### Task description
Can you pull out each line of the data below that includes the word "build"?

(Web page and app entries)
········
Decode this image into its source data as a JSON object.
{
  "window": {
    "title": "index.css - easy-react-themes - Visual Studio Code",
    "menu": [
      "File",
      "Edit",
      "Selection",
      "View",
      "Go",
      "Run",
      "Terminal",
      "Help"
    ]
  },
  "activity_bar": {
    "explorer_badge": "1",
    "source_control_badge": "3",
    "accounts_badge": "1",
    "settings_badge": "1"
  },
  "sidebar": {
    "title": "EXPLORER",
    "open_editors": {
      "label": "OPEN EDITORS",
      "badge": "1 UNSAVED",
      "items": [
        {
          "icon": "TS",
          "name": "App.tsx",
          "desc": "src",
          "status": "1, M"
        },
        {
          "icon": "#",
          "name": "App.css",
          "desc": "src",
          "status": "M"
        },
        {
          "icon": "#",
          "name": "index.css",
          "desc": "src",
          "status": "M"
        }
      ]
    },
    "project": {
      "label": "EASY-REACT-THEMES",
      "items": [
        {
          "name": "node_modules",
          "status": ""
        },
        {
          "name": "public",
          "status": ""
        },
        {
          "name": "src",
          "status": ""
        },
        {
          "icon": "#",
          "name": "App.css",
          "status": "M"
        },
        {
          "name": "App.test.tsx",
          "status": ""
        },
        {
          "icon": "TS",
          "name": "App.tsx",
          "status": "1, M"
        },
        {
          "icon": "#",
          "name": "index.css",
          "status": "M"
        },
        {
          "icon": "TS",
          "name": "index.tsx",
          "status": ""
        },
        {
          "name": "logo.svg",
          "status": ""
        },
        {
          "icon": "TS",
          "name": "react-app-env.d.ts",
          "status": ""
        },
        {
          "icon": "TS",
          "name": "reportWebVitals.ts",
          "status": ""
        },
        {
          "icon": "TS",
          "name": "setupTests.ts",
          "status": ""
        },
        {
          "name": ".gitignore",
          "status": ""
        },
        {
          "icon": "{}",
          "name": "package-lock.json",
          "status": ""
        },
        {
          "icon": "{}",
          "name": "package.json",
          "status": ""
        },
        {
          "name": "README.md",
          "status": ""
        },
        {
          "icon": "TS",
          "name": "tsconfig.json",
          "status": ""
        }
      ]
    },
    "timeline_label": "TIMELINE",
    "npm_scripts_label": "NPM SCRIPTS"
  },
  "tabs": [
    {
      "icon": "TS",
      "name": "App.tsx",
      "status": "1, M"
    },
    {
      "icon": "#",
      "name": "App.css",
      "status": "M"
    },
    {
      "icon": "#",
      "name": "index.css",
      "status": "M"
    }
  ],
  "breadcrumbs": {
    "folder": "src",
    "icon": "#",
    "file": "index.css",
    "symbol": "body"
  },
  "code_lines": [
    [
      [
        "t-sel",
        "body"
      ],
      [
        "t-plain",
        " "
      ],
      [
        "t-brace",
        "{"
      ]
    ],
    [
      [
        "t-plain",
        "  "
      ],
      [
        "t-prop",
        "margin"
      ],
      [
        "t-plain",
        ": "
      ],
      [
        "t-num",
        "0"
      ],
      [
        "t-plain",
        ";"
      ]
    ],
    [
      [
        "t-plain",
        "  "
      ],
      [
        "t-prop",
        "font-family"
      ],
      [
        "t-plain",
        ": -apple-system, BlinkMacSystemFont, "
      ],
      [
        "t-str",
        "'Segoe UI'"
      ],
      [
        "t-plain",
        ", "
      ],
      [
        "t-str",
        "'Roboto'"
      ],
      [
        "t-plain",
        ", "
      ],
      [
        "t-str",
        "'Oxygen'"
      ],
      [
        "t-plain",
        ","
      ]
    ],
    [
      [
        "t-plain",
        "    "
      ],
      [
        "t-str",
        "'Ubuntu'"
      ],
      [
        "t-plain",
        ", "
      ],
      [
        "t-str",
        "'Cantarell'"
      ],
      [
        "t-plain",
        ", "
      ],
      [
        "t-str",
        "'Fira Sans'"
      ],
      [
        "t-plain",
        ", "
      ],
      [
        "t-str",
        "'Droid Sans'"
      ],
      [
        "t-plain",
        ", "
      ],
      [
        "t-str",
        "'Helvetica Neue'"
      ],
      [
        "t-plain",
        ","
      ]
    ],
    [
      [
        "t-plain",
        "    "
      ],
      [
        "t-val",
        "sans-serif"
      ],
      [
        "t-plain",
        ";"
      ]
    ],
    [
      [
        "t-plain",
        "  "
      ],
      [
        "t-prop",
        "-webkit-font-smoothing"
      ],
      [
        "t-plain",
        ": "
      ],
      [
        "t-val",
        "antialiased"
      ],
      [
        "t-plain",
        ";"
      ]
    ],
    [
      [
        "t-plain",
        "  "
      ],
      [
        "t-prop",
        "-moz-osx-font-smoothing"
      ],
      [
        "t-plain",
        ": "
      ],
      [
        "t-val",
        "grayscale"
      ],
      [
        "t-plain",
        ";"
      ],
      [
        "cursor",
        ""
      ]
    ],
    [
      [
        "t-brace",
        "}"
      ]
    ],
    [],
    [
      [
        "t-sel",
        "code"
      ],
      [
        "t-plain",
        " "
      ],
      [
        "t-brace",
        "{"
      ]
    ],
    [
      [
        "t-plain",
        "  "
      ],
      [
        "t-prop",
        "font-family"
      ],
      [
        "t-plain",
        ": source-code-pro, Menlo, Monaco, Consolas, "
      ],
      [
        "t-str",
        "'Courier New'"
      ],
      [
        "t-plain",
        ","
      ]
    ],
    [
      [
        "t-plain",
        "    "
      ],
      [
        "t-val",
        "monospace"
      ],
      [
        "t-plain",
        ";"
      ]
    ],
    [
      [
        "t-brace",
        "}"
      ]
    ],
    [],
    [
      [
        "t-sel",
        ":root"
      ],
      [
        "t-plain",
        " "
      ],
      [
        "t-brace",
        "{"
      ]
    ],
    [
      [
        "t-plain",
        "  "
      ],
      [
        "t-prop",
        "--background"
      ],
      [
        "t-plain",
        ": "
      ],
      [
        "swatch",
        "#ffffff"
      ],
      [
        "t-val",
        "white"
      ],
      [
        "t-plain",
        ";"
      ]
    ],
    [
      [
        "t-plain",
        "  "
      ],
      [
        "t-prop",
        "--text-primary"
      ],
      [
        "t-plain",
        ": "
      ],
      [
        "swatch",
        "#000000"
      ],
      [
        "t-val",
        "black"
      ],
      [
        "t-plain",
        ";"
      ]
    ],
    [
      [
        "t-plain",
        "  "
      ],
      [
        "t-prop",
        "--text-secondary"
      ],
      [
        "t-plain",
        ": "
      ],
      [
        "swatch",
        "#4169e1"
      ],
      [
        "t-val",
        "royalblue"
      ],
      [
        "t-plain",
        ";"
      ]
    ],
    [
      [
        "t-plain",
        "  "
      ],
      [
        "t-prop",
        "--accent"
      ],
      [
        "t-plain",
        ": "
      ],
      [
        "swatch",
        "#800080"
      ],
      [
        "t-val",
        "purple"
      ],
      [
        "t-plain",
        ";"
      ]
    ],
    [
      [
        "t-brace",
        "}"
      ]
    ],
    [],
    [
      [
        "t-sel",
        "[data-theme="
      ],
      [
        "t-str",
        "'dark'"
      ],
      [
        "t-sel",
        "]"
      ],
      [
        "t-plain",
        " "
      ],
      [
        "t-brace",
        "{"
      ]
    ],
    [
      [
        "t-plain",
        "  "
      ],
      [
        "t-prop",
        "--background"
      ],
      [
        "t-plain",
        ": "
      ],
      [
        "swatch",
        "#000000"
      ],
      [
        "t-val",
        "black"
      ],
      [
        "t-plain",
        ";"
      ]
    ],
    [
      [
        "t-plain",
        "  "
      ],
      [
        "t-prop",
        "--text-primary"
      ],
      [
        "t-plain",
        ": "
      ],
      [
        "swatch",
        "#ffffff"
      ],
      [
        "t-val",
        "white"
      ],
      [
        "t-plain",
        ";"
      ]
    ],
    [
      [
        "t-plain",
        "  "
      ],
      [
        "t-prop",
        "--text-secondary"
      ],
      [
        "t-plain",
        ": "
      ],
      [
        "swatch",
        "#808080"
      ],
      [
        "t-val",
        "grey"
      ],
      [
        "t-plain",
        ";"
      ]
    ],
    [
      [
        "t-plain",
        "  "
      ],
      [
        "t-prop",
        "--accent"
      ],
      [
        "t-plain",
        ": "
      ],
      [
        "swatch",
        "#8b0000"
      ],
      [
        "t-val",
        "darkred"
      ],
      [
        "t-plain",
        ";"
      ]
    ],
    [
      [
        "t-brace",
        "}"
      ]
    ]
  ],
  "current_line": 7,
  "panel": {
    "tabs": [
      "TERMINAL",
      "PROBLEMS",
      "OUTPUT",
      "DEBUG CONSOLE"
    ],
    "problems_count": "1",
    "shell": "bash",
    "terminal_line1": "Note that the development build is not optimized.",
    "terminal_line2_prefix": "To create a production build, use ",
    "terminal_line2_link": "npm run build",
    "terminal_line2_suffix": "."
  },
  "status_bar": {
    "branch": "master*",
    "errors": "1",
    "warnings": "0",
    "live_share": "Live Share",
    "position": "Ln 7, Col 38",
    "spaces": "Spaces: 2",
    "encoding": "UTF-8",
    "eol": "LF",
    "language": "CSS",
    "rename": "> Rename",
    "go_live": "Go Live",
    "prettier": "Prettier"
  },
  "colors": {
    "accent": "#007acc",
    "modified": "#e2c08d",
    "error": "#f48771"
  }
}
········
### Final answer
    "terminal_line1": "Note that the development build is not optimized.",
    "terminal_line2_prefix": "To create a production build, use ",
    "terminal_line2_link": "npm run build",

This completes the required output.